━━ Available records ━━

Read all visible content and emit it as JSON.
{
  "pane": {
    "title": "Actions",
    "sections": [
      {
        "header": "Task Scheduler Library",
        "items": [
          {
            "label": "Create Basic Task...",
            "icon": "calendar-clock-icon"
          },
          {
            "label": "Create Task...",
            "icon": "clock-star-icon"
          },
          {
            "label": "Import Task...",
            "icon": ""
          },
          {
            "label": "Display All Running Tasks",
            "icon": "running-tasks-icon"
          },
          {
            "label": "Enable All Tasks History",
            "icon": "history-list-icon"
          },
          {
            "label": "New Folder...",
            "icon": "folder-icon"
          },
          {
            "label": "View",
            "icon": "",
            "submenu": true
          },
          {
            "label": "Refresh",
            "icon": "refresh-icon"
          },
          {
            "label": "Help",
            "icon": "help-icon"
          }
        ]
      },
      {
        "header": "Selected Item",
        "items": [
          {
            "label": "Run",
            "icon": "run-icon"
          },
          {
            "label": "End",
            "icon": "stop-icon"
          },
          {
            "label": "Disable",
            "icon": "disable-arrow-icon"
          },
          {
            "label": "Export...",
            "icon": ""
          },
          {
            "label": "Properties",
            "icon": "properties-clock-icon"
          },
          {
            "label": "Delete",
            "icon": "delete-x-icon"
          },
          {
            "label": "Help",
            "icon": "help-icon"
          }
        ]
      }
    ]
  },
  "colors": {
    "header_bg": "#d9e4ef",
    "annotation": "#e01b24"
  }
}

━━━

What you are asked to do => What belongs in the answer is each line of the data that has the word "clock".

Exercise result =>
            "icon": "calendar-clock-icon"
            "icon": "clock-star-icon"
            "icon": "properties-clock-icon"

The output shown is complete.